Jim Floyd, the current EHS Program Manager for the Advanced Light Source, has been named the new director for the Environment, Health & Safety Division, effective July 8. He brings over 30 years of experience as a chemist, operations manager, division group leader, and program manager. He replaces acting Division Director Joe Dionne. Go here to read a message on the appointment from COO Glenn Kubiak, and here for a profile on Floyd that ran last year.
Posts Tagged ‘Advanced Light Source’
The Advanced Light Source excels at ARPES — angle-resolved photoemission spectroscopy — which directly maps a material’s electronic structure using electrons emitted when x-rays strike its surface. When it comes to magnetism and spintronics, progress in both these fast-rising fields demands new experimental tools, however. Electron spin determines magnetic properties and can control how charged currents flow. Alexei Fedorov, Chris Jozwiak, and Zahid Hussain of the ALS and Peter Fischer of the Materials Sciences Division have proposed an instrument that would be unique in the United States for a deeper understanding of the role of spin: spin-resolved ARPES. More>
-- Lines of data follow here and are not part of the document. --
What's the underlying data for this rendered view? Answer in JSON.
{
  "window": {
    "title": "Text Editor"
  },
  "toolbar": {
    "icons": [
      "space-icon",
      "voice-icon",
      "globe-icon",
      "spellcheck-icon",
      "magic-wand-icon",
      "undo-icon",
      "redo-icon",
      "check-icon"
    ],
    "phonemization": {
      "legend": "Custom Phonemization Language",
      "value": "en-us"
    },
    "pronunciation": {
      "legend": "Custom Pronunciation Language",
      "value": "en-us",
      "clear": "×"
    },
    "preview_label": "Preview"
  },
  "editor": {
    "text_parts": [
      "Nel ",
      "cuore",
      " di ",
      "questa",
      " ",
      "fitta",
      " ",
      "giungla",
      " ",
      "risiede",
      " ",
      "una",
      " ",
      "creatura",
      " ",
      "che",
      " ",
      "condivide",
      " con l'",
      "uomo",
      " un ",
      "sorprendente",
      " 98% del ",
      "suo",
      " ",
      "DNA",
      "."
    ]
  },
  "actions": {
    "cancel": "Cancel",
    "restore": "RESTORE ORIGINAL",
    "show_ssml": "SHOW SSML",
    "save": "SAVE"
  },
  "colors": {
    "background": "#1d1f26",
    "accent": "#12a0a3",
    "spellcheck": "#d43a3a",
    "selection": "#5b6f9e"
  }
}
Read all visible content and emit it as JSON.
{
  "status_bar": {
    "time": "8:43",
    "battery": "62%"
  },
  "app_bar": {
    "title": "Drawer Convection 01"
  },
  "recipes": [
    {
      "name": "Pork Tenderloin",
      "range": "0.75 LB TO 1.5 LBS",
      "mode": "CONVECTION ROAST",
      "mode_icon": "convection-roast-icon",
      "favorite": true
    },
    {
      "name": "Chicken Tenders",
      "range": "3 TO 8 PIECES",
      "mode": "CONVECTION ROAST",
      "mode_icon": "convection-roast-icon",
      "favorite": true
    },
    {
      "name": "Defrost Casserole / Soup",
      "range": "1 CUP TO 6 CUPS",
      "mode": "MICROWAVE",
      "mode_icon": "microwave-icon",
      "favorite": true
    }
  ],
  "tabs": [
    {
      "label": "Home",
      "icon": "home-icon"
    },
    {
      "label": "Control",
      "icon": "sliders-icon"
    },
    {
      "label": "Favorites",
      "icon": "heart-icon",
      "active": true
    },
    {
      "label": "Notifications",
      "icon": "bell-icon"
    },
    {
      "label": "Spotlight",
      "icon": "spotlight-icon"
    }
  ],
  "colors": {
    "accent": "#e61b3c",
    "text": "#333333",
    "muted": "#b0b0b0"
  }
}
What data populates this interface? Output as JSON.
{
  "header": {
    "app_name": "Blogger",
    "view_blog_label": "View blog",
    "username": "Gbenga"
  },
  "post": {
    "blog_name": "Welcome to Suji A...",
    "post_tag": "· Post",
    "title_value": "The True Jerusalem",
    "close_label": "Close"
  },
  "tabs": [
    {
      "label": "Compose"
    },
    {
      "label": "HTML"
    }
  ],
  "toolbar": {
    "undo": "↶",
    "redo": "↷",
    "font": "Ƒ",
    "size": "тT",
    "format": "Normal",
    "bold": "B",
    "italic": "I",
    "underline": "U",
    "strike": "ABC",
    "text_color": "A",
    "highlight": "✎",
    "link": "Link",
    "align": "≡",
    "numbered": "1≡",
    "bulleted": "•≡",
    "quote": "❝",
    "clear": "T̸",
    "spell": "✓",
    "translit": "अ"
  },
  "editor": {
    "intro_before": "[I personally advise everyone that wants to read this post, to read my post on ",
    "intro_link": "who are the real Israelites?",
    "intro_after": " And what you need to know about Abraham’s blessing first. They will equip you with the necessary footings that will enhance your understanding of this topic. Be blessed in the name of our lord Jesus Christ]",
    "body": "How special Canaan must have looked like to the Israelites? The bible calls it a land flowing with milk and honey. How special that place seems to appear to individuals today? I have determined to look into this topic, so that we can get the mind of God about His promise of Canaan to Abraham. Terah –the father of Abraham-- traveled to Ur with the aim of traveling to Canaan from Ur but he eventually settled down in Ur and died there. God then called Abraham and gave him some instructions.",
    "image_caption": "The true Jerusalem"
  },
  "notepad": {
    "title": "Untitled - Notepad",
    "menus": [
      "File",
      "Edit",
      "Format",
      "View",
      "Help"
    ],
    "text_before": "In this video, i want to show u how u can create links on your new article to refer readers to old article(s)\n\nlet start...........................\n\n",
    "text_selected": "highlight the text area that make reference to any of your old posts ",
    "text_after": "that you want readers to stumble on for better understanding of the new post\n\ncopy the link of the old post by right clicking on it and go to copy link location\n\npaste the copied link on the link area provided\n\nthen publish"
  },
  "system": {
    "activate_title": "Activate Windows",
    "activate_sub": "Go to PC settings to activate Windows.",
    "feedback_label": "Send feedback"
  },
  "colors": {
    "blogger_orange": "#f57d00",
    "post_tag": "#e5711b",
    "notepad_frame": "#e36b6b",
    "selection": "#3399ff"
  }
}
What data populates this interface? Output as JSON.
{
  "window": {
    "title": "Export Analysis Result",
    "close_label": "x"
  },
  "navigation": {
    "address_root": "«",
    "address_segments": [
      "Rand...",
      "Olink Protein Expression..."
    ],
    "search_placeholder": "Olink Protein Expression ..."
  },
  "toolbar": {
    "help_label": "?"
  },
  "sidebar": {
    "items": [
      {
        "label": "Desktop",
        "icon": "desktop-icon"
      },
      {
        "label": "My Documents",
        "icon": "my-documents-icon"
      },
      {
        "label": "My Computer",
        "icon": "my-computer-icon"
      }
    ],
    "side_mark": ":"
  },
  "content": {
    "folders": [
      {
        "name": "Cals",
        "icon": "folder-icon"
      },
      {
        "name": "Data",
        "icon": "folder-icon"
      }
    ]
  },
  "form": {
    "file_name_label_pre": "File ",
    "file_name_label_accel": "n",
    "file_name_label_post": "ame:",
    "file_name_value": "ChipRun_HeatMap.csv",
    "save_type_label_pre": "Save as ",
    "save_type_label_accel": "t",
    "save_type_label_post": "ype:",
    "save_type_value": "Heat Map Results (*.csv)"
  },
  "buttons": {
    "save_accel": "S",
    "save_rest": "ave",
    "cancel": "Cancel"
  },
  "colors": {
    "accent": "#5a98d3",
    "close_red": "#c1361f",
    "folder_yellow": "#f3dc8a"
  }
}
Polite Stewart graduated from high school at the ripe old age of 14, graduated from college with a physics degree at 18, and at 19, has taken a yearlong fellowship at the Advanced Light Source, gathering synchrotron x-ray data from Beamline 7.3.3. His dream is to go to graduate school in Japan to study physics in a different language. Go here to learn more about this gifted and ambitious employee.
At the Advanced Light Source (ALS), Beamline 5.0.2, a protein crystallography beamline that is part of the Berkeley Center for Structural Biology (BCSB), became the second ALS beamline to reach the 1,000 published structures mark. Proteins are the workhorses of biology, responsible for much of the architecture and chemistry of living cells. Knowing the crystal structure of a protein is the key to determining its function. The 1,000th published protein structure at 5.0.2 was a thiourea-containing anti-cancer agent. Beamline 8.3.1 became the first ALS beamline to pass the 1,000 published structure milestone earlier this year.
An international team led by Paulo Monteiro of the Advanced Light Source and UC Berkeley has analyzed samples of Roman concrete from harbor installations that have survived 2,000 years of chemical attack and wave action, “one of the most durable construction materials on the planet,” says UC Berkeley’s Marie Jackson, a leading member of the team. Says Monteiro, “It’s not that modern concrete isn’t good, but manufacturing Portland cement accounts for seven percent of the carbon dioxide that industry puts into the air.” The carbon footprint of Roman concrete, made from lime, volcanic ash, and seawater, is much smaller.
Diphtheria is a potentially lethal respiratory disease that is fairly well controlled by vaccines discovered early last century. These vaccines have been extremely effective; studies on one vaccine in particular, the nontoxic form of the diphtheria toxin (DT), have informed other vaccines. Recently, researchers solved several structures of a nontoxic DT using data obtained at ALS Beamline 5.0.3, resolving a long-standing scientific puzzle and leading the way to even better vaccines for a variety of bacterial diseases. More>
On a recent episode of the popular Comedy Central show The Colbert Report, host Stephen Colbert starts the program by saying: “The day I long warned you about has finally arrived…not the one where my death ray is completed.” Then up pops a doctored photo showing the interior of Advanced Light Source along with a lab-coated Colbert and his “death ray” machine. He adds that his machine won’t be ready for another six months…but we have been warned!! Liz Moxon of the ALS guesses the photo was taken around 2004. Click here to watch the program. The ALS photo shows up at around 1:30 on the video.
The next ALS Science Café will be held at noon in Building 15-253 on Wednesday, May 8. Featured topics and speakers are “Flipping Out over Topological Insulators” by Chris Jozwiak, “Playing ‘Chase the Electron’ With Oxides from Chromium to Plutonium” by Stefan Minasian, “Imaging the Chemistry of (Microbial) Life” by Hoi-Ying Holman. ALS Director Roger Falcone will moderate. Light refreshments will be provided.
Since it was first introduced, the Advanced Light Source beamline diagram has been informally known as “the beamclock.” A new video, produced as part of the ALS 20th anniversary, transforms the static image into a literal clock. It marks time, not by hours or minutes, but by the addition of beamlines to the facility from 1993 to 2013.
Scientists have long believed that the key to high efficiency in polymer-based organic photovoltaic cells rests in the purity of the charge donor and acceptor domains. Now, researchers using the Advanced Light Source have demonstrated that impure domains, if made sufficiently small, can also lead to improved performance. More>